The parade then followed on the actual feast day, March 17, a brilliant mix of pageantry, color, and music. The final event was the Monster Ceili ("ceili" means "party"), where Riverdance took to the streets on a massive scale at St. Stephen's Green.

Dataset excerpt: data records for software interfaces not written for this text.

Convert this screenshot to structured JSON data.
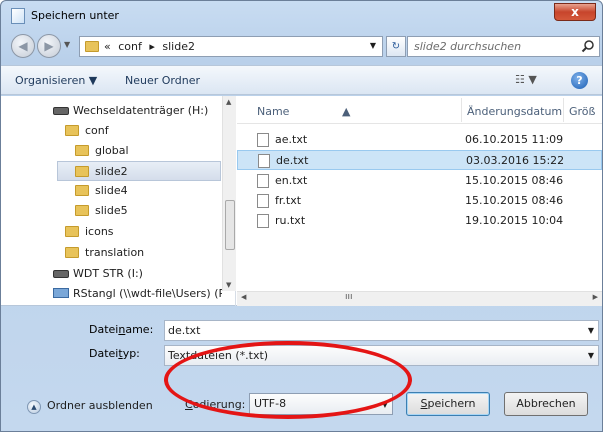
{
  "window": {
    "title": "Speichern unter",
    "close_label": "x"
  },
  "address": {
    "crumbs": [
      "«",
      "conf",
      "▸",
      "slide2"
    ],
    "search_placeholder": "slide2 durchsuchen"
  },
  "toolbar": {
    "organize": "Organisieren ▼",
    "new_folder": "Neuer Ordner",
    "view": "☷ ▼",
    "help": "?"
  },
  "nav_tree": [
    {
      "label": "Wechseldatenträger (H:)",
      "type": "drive"
    },
    {
      "label": "conf",
      "type": "folder"
    },
    {
      "label": "global",
      "type": "folder"
    },
    {
      "label": "slide2",
      "type": "folder",
      "selected": true
    },
    {
      "label": "slide4",
      "type": "folder"
    },
    {
      "label": "slide5",
      "type": "folder"
    },
    {
      "label": "icons",
      "type": "folder"
    },
    {
      "label": "translation",
      "type": "folder"
    },
    {
      "label": "WDT STR (I:)",
      "type": "drive"
    },
    {
      "label": "RStangl (\\\\wdt-file\\Users) (P:",
      "type": "network"
    }
  ],
  "columns": {
    "name": "Name",
    "date": "Änderungsdatum",
    "size": "Größ"
  },
  "files": [
    {
      "name": "ae.txt",
      "date": "06.10.2015 11:09"
    },
    {
      "name": "de.txt",
      "date": "03.03.2016 15:22",
      "selected": true
    },
    {
      "name": "en.txt",
      "date": "15.10.2015 08:46"
    },
    {
      "name": "fr.txt",
      "date": "15.10.2015 08:46"
    },
    {
      "name": "ru.txt",
      "date": "19.10.2015 10:04"
    }
  ],
  "form": {
    "filename_label_pre": "Datei",
    "filename_label_ul": "n",
    "filename_label_post": "ame:",
    "filename_value": "de.txt",
    "filetype_label_pre": "Datei",
    "filetype_label_ul": "t",
    "filetype_label_post": "yp:",
    "filetype_value": "Textdateien (*.txt)"
  },
  "bottom": {
    "hide_folders": "Ordner ausblenden",
    "encoding_label_ul": "C",
    "encoding_label_post": "odierung:",
    "encoding_value": "UTF-8",
    "save_ul": "S",
    "save_post": "peichern",
    "cancel": "Abbrechen"
  }
}
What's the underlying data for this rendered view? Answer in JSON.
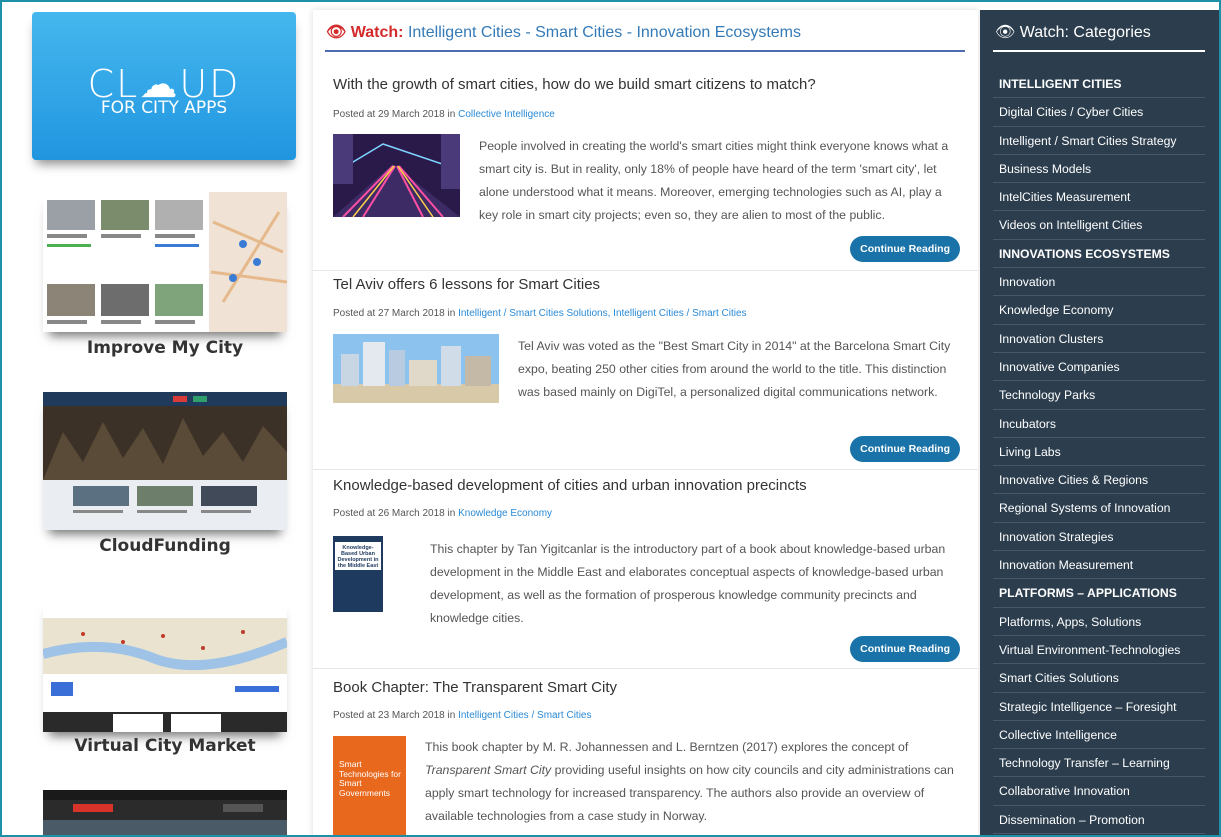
{
  "brand": {
    "word": "CL☁UD",
    "sub": "FOR CITY APPS"
  },
  "promos": [
    {
      "label": "Improve My City"
    },
    {
      "label": "CloudFunding"
    },
    {
      "label": "Virtual City Market"
    }
  ],
  "main": {
    "watch_prefix": "Watch:",
    "watch_topic": "Intelligent Cities - Smart Cities - Innovation Ecosystems",
    "posts": [
      {
        "title": "With the growth of smart cities, how do we build smart citizens to match?",
        "meta_prefix": "Posted at 29 March 2018 in",
        "category": "Collective Intelligence",
        "text": "People involved in creating the world's smart cities might think everyone knows what a smart city is. But in reality, only 18% of people have heard of the term 'smart city', let alone understood what it means. Moreover, emerging technologies such as AI, play a key role in smart city projects; even so, they are alien to most of the public.",
        "button": "Continue Reading"
      },
      {
        "title": "Tel Aviv offers 6 lessons for Smart Cities",
        "meta_prefix": "Posted at 27 March 2018 in",
        "category": "Intelligent / Smart Cities Solutions, Intelligent Cities / Smart Cities",
        "text": "Tel Aviv was voted as the \"Best Smart City in 2014\" at the Barcelona Smart City expo, beating 250 other cities from around the world to the title. This distinction was based mainly on DigiTel, a personalized digital communications network.",
        "button": "Continue Reading"
      },
      {
        "title": "Knowledge-based development of cities and urban innovation precincts",
        "meta_prefix": "Posted at 26 March 2018 in",
        "category": "Knowledge Economy",
        "text": "This chapter by Tan Yigitcanlar is the introductory part of a book about knowledge-based urban development in the Middle East and elaborates conceptual aspects of knowledge-based urban development, as well as the formation of prosperous knowledge community precincts and knowledge cities.",
        "book_title": "Knowledge-Based Urban Development in the Middle East",
        "button": "Continue Reading"
      },
      {
        "title": "Book Chapter: The Transparent Smart City",
        "meta_prefix": "Posted at 23 March 2018 in",
        "category": "Intelligent Cities / Smart Cities",
        "text_pre": "This book chapter by M. R. Johannessen and L. Berntzen (2017) explores the concept of ",
        "text_em": "Transparent Smart City",
        "text_post": " providing useful insights on how city councils and city administrations can apply smart technology for increased transparency. The authors also provide an overview of available technologies from a case study in Norway.",
        "book_title": "Smart Technologies for Smart Governments"
      }
    ]
  },
  "sidebar": {
    "title": "Watch: Categories",
    "items": [
      {
        "label": "INTELLIGENT CITIES",
        "section": true
      },
      {
        "label": "Digital Cities / Cyber Cities"
      },
      {
        "label": "Intelligent / Smart Cities Strategy"
      },
      {
        "label": "Business Models"
      },
      {
        "label": "IntelCities Measurement"
      },
      {
        "label": "Videos on Intelligent Cities"
      },
      {
        "label": "INNOVATIONS ECOSYSTEMS",
        "section": true
      },
      {
        "label": "Innovation"
      },
      {
        "label": "Knowledge Economy"
      },
      {
        "label": "Innovation Clusters"
      },
      {
        "label": "Innovative Companies"
      },
      {
        "label": "Technology Parks"
      },
      {
        "label": "Incubators"
      },
      {
        "label": "Living Labs"
      },
      {
        "label": "Innovative Cities & Regions"
      },
      {
        "label": "Regional Systems of Innovation"
      },
      {
        "label": "Innovation Strategies"
      },
      {
        "label": "Innovation Measurement"
      },
      {
        "label": "PLATFORMS – APPLICATIONS",
        "section": true
      },
      {
        "label": "Platforms, Apps, Solutions"
      },
      {
        "label": "Virtual Environment-Technologies"
      },
      {
        "label": "Smart Cities Solutions"
      },
      {
        "label": "Strategic Intelligence – Foresight"
      },
      {
        "label": "Collective Intelligence"
      },
      {
        "label": "Technology Transfer – Learning"
      },
      {
        "label": "Collaborative Innovation"
      },
      {
        "label": "Dissemination – Promotion"
      }
    ]
  },
  "colors": {
    "accent": "#1a73a8",
    "sidebar_bg": "#2c3e4e",
    "watch_red": "#d42a2a",
    "link": "#337ab7"
  }
}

Having transformed the festival into the country's largest national arts event, Murray has handed over the director reins to Dominic Campbell.

1974-78 Resident stage LD and technician at the Project Arts Centre, Dublin

1978 Founded Stage and Location Lighting Services Ltd.

1978-83 Managing director, Stage and Location Lighting Services

1983 Merged Stage and Location Lighting Services with Bourke Strand Electric, forming Lighting Dimensions Ltd.

1983-86 Managing director, Lighting Dimensions Ltd.

1986-88 Freelance stage lighting designer and production manager Credits include: Juno and the Paycock, Gate Theatre (director Joe Dowling) The Field, Abbey Theatre (director Ben Barnes) Les Liaisons Dangereuses, Gate Theatre (director Ben Barnes)

1989-90 Production/tour manager for the Gate Theatre, Dublin Credits include: I'll Go On, Gate Production World Wide Tours (director Colm O'Briain) Juno and the Paycock, Gate Production at Olympia Theatre (director Joe Dowling) A Woman of No Importance (director Ben Barnes) The School for Scandal (director Patrick Mason) Salome (director Steven Berkoff) The Aristocrats (director Joe Dowling) The Three Sisters (director Adrian Noble) You Never Can Tell (director John David) Salome (Edinburgh Festival) Salome (Spoleto Festival, Charleston, SC)

1990 Founded Creative Events Ltd.

1991 Festival coordinator of the Beckett Festival for the Gate Theatre, RTE, and Trinity College, Dublin

1992-95 Freelance theatre producer/production manager/ lighting designer Producer credits: Blues in the Night, Tivoli Theatre (director Carole Todd) The Streets of Dublin, Tivoli Theatre (director Brian de Salv) The Risen People, Gaiety Theatre (directors Peter and Jim Sheridan)

1995 Riverdance: The Show, directed by John McColgan for Abhann Productions

1995-99 Director of the St. Patrick's Festival

2000 Riverdance: The Show, on Broadway Expo 2000 Irish Pavilion

Coming up: US and Canadian tour of Catalpa by Donal O'Kelly US tour of the Gate Theatre's Beckett productions